    Even when they are turned “off,” electrical equipment such as televisions, computers and cellphone chargers draw energy off the grid. This  burns fossil fuel unnecessarily. Unplug your electronic devices when not in use or use power strips as a central “off” switch for these devices.

  • Raise Your Voice

    You don’t have to be alone in your fight for clean air. Get your friends and family to join. Urge your local school district to retrofit diesel buses.Volunteer for organized efforts to secure cleaner buses and garbage trucks. Report air quality problems or excessive bus idling to your local health department. In Allegheny County, you can call the Allegheny County Health Department hotline at 412-687-ACHD to submit an air quality complaint or click here to register a complaint online.

  • Measure Your Footprint

    Understanding how much you contribute to air pollution will motivate you to practice clean air habits. Join Climate Reality’s 100% Committed and reduce your own footprint while helping others to do the same.

  • Conserve Electricity

    Minimizing electricity consumption lowers the amount of fossil fuels burned to provide electricity. Purchase energy-efficient appliances and compact fluorescent light bulbs, which use one-fourth the energy of incandescent bulbs. Insulate your home and replace drafty doors and windows. Look for Energy Star qualified products. Keep your thermostat low in the winter. In the summer, turn up your air conditioner to 78 degrees or use fans if you can.

  • Tune Up Your Car

    Cars today are much less polluting than in the past, but there are more cars on the road now – and we drive more. Sure, your vehicles engine is clean when you buy it, but it should stay clean to reduce pollution. Change your air filter and oil regularly; if the oil is low or dirty, the engine heats up, which makes it wear out faster and increases emissions. A well-maintained car lasts longer, gets better mileage and causes less pollution.

     

  • Use Less Water

    Wasting water is like sending energy down the drain. Thats because water utilities use tremendous amounts of energy to treat and deliver water. Letting your faucet run for five minutes uses about as much energy as letting a 60-watt light bulb run for 14 hours, according to the EPA.

    Wash your clothes in cold water (unless you have a grease stain or other special consideration) and only do full loads of laundry and dishes. Switch to a front-loading washing machine and make sure all your water-using appliances are Energy Star qualified models and WaterSense products. Capture water in a rain barrel for your garden and replace your sprinkler with a soaker hose.
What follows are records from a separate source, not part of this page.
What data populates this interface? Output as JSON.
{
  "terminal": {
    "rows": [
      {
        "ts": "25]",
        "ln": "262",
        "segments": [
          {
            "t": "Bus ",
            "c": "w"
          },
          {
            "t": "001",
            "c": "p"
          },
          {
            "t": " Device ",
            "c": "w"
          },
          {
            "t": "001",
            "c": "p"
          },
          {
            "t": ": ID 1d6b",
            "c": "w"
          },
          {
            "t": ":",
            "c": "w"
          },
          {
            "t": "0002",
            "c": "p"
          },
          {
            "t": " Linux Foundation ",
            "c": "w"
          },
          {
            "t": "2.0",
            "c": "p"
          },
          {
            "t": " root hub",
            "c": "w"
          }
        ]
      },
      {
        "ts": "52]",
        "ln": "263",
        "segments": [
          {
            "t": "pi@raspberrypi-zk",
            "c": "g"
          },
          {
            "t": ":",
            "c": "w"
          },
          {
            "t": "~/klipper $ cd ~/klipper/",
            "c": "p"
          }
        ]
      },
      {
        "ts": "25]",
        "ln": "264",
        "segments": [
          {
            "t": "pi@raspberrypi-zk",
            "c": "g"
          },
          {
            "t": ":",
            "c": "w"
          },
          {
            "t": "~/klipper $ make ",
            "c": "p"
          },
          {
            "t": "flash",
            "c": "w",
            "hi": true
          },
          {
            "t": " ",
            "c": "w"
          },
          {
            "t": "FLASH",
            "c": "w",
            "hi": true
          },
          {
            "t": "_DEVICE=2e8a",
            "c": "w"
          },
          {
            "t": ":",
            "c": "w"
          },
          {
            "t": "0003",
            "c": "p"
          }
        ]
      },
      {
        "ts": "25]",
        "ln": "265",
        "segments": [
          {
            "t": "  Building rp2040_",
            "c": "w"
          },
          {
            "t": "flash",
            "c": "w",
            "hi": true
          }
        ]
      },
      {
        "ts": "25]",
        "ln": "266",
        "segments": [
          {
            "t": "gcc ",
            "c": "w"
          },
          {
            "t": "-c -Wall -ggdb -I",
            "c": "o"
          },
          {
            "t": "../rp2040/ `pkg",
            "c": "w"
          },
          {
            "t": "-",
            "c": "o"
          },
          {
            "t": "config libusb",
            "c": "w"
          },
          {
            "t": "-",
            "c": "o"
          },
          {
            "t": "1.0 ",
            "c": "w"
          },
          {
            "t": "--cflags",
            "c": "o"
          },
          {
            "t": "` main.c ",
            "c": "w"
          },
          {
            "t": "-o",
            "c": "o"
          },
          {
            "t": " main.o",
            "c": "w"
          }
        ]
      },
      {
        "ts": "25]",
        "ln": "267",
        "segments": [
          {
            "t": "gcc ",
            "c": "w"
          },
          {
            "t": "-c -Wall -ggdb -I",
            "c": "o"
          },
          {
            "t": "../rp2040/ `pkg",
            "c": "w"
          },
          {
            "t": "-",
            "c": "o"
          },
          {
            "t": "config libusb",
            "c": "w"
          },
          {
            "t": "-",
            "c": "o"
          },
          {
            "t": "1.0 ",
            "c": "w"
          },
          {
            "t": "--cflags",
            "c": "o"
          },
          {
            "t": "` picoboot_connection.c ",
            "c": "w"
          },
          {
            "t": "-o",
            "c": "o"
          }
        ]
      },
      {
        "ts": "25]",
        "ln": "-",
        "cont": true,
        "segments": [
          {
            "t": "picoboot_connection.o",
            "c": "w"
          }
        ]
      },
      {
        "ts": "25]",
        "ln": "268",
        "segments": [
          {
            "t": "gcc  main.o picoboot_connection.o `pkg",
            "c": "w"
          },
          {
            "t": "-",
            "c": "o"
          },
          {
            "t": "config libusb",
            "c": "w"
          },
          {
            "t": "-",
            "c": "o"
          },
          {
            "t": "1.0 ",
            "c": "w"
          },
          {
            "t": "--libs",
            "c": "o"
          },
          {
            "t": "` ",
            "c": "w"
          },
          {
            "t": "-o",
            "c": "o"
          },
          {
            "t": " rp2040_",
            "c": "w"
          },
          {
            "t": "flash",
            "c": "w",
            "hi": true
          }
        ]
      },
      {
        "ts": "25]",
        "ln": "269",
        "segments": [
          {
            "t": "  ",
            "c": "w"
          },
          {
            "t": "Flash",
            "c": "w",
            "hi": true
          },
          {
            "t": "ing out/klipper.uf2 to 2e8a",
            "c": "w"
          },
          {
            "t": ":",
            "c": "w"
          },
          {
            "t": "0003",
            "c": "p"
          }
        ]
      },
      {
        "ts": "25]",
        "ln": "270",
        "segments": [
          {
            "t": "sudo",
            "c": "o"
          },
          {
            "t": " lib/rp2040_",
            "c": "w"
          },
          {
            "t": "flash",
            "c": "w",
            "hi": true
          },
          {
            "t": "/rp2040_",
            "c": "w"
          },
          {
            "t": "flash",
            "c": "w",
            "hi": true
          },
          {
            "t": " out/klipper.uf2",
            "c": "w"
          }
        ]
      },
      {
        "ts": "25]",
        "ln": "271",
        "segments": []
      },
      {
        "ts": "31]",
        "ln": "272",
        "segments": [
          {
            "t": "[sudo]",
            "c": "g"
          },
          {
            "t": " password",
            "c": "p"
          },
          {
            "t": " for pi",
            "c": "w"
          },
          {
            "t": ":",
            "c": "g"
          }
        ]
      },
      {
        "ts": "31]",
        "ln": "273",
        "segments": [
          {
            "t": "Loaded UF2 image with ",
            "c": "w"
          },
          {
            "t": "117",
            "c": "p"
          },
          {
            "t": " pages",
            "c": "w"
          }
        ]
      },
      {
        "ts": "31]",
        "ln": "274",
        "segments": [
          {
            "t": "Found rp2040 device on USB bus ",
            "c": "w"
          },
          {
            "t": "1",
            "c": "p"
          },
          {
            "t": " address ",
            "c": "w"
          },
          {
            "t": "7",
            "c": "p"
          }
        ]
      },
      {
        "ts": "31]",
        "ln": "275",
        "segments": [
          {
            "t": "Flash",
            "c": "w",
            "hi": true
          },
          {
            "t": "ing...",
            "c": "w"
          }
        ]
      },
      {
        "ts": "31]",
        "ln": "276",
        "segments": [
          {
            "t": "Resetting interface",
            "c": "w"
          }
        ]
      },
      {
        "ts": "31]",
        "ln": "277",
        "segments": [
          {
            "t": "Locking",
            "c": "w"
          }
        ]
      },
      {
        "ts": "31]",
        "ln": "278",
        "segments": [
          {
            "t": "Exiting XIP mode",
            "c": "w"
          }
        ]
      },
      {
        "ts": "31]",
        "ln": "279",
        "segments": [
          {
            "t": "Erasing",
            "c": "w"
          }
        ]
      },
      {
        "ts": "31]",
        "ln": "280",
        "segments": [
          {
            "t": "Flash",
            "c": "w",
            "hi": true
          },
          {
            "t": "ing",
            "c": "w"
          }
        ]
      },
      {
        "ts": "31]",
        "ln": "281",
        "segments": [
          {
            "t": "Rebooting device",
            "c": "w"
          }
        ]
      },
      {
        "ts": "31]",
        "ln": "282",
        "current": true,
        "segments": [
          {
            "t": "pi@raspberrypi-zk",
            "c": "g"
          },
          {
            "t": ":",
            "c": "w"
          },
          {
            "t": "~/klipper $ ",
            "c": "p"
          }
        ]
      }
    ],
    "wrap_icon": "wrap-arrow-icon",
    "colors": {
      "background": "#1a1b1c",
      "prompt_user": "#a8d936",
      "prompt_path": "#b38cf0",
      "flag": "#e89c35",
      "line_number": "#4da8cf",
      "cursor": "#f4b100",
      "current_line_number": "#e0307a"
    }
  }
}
If you water your lawn, do so in the morning or evening to prevent evaporation. Fix dripping faucets and other household leaks. Get a dual-flush toilet and install faucet aerators in your bathroom and a low-flow showerhead.